Mormonism recognizes four Holy Books. The Book of Mormon tells the one-thousand-year story of Israelite refugees who fled to the Americas and received a revelation from the resurrected Jesus. Doctrine and Covenants consists of instructional lectures, and The Pearl of Great Price includes the controversial reworking of the story of Abraham from the biblical book of Genesis.

Mormons also accept the Bible “as long as it is properly translated.”15 They publish their own rendition of the King James Version, complete with footnotes on Mormon doctrine.16

The Key Practices: Daily Life as a Mormon

Mormons are perhaps best known for their unique practices.

Marriage, Polygamy, and Family

Marriage is key to both Mormon lifestyle and beliefs. According to Mormon teaching, a Celestial Marriage will last for eternity. Early Mormon leaders—including Joseph Smith—taught polygamy, but the largest Mormon denomination ended this in the 1890s.17 Mormons teach traditional gender roles and have a reputation for large, close-knit families.18

Diet

Mormons are well known for their dietary restrictions. Early Mormon leader Brigham Young told of the use of tobacco during early meetings of the brethren—and how unhappy Joseph Smith’s wife Emma was with cleaning tobacco juice off the floor.19 After consulting the Lord, Joseph returned with the Words of Wisdom, a dietary code instructing abstinence from tobacco, tea, coffee, and alcohol, as such things are not good for man. This revelation also included a directive to eat meat only in moderation.20

The Priesthood

The Priesthood is “the power of God delegated to man . . . for the salvation of the human family.”21 Once candidates take priestly oaths, men may hold leadership roles and conduct meaningful ordinances. A significant change came in 1978 when President Spencer Kimball opened the then-white-only priesthood to men of all races.22

Secrecy

Mormon practice includes many private rituals. One that continues to attract attention is that of the “temple garments.” After they are married, Mormons wear simple, white undergarments to remind them of important oaths they have made.23

Are Mormons Christians?

Former Mormon president Gordon Hinkley has said, “Once upon a time people everywhere said we are not Christians. They have come to recognize that we are, and that we have a very vital and dynamic religion based on the teachings of Jesus Christ.”24 But, in light of the things mentioned here, it seems clear that Mormon beliefs diverge greatly from traditional Christian doctrine.

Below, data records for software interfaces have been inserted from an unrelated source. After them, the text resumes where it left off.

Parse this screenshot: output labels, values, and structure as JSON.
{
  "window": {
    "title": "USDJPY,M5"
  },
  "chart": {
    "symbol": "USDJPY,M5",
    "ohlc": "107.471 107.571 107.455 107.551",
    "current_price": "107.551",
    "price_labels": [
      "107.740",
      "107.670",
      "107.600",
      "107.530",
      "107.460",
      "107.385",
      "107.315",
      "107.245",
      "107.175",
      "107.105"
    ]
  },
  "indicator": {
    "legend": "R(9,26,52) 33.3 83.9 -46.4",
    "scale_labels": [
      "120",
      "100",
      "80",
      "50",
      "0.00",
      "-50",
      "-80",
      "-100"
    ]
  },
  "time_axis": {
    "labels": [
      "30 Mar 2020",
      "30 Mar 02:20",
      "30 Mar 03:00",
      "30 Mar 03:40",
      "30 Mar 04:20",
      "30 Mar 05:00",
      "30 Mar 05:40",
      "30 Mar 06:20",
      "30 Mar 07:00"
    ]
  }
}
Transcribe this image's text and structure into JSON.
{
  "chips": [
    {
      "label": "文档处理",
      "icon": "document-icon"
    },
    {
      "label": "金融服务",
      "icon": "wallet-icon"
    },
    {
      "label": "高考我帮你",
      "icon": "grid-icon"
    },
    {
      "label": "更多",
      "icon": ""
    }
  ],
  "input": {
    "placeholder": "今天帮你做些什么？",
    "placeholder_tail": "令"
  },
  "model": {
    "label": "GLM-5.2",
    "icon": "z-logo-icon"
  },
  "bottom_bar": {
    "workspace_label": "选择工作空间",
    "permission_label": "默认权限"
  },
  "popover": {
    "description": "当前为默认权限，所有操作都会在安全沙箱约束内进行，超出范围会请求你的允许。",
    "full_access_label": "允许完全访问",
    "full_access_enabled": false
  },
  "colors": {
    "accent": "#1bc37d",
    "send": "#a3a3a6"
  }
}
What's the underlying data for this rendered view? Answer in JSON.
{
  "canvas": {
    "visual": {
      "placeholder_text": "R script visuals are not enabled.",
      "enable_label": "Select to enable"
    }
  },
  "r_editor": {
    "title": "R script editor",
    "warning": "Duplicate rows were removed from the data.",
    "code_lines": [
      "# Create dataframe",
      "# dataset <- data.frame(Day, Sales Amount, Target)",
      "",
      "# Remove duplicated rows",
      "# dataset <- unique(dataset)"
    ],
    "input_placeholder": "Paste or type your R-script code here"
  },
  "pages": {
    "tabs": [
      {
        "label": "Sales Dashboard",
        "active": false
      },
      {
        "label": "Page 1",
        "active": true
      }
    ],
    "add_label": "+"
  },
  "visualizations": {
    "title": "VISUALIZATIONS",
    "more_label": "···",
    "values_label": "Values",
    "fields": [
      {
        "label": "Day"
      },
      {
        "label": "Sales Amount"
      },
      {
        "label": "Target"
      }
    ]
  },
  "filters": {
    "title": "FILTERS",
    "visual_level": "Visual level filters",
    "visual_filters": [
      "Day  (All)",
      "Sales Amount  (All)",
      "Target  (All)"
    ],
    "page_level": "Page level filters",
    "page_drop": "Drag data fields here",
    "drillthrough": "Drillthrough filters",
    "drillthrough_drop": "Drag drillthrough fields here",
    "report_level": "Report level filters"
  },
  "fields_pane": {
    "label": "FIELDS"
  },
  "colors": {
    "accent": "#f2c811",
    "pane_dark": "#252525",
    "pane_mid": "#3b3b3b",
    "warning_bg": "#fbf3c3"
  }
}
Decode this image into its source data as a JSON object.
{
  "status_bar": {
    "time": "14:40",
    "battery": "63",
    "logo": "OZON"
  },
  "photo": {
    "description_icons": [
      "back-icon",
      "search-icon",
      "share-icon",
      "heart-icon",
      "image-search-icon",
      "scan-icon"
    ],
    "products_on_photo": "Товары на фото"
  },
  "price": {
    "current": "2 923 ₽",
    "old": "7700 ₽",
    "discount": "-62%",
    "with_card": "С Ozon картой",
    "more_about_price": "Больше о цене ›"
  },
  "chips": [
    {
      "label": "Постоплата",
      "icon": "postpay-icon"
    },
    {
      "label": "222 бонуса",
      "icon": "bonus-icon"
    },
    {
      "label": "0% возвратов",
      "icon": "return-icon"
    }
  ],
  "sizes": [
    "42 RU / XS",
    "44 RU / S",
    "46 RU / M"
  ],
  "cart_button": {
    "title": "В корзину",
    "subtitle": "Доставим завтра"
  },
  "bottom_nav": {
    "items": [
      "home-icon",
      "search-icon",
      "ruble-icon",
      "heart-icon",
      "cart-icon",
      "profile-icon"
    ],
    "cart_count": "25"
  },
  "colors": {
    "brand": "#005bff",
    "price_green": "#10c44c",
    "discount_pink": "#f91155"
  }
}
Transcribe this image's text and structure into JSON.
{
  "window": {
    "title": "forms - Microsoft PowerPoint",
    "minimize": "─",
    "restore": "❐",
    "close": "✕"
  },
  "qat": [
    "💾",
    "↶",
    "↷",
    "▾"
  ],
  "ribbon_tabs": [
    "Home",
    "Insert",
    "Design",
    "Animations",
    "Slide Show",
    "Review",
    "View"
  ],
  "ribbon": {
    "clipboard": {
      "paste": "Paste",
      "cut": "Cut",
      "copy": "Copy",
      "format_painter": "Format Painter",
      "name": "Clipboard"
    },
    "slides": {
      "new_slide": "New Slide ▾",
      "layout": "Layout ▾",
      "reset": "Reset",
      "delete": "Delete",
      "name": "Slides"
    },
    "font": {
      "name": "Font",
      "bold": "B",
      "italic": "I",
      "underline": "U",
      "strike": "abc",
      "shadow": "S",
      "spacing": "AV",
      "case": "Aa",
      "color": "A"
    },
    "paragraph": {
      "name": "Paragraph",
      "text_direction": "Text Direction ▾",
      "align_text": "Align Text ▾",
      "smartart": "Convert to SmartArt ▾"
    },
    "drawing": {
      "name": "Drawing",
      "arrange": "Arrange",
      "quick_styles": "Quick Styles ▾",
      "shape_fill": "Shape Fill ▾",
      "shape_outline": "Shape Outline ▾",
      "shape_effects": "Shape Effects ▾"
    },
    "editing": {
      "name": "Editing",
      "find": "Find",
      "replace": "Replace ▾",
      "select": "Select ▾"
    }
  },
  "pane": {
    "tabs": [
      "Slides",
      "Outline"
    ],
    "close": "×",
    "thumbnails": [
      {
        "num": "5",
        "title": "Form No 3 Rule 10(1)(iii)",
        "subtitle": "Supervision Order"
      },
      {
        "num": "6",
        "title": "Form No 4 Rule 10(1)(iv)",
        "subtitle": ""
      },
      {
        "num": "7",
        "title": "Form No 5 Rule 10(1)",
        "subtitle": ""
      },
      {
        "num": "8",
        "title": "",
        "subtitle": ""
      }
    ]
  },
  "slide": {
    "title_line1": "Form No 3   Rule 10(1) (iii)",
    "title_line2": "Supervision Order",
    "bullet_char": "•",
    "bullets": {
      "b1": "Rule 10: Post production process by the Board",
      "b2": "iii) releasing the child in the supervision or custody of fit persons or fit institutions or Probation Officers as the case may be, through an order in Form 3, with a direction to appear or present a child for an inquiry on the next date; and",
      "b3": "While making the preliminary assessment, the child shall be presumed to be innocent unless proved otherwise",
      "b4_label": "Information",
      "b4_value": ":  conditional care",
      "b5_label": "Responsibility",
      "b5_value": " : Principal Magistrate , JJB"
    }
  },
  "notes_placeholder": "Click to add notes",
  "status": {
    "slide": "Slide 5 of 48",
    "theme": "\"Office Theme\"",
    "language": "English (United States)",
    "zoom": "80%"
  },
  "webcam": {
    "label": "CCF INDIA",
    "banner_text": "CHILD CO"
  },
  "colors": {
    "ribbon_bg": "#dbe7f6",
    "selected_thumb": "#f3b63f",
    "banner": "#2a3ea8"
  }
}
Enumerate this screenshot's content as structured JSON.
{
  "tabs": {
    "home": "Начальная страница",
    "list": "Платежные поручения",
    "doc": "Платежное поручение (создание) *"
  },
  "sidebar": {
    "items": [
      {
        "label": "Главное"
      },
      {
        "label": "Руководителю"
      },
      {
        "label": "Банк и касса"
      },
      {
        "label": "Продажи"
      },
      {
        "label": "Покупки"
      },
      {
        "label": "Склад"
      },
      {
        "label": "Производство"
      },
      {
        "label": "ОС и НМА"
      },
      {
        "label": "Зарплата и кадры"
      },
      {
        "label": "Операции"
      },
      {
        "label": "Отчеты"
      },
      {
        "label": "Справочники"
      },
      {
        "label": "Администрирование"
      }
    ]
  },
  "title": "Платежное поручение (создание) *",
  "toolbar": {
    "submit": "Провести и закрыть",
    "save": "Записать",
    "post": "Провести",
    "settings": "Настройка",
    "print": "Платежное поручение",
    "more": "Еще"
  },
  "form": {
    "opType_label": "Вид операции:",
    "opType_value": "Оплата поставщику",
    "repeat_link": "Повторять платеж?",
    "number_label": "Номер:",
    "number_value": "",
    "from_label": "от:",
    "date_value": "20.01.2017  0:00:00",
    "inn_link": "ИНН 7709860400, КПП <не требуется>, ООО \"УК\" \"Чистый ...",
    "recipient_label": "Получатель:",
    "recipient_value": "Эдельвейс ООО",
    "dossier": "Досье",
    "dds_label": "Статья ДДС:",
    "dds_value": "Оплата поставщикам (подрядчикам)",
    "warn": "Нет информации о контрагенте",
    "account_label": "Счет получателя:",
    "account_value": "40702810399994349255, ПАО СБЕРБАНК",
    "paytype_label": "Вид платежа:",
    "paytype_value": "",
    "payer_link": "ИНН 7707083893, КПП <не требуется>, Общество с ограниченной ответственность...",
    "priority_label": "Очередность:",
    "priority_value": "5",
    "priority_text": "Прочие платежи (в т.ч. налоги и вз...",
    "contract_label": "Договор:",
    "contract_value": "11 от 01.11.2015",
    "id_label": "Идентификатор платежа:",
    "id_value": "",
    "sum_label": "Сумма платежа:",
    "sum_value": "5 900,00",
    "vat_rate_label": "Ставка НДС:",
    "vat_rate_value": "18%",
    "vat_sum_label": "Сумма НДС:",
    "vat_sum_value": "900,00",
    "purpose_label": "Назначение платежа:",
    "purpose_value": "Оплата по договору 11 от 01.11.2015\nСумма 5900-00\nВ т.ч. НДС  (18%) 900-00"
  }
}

Despite disagreements, all major Christian denominations recognize the Bible as the Word of God and affirm the statements in the Nicene and Apostles’ Creeds. Drawing from their own texts, the Church of Jesus Christ of Latter-day Saints arrives at a different picture of Jesus and a very different picture of God. Instead of one God, Mormons accept the idea of many gods. Instead of being the creator of all things, God is a created being of flesh and blood.25

Many would sum up traditional Christian beliefs in the words of the Apostle Paul: “All are justified freely by his grace through the redemption that came by Christ Jesus.”26 Mormon teachings state something with similar words but a different meaning: “We know that it is by grace that we are saved, after all we can do.”27Individuals earn their way to the “celestial heavens” by being a part of the Mormon Church and fulfilling their prescribed rituals.28

Mormonism has many laudable aspects. Mormons are recognized as people of compassion, discipline, and strong family ties. Still, the Latter-day Saints do not fit exactly into the traditional, orthodox understanding of the Christian faith. Instead, the Mormon faith should be thought of as a new religion with a growing impact around the world.29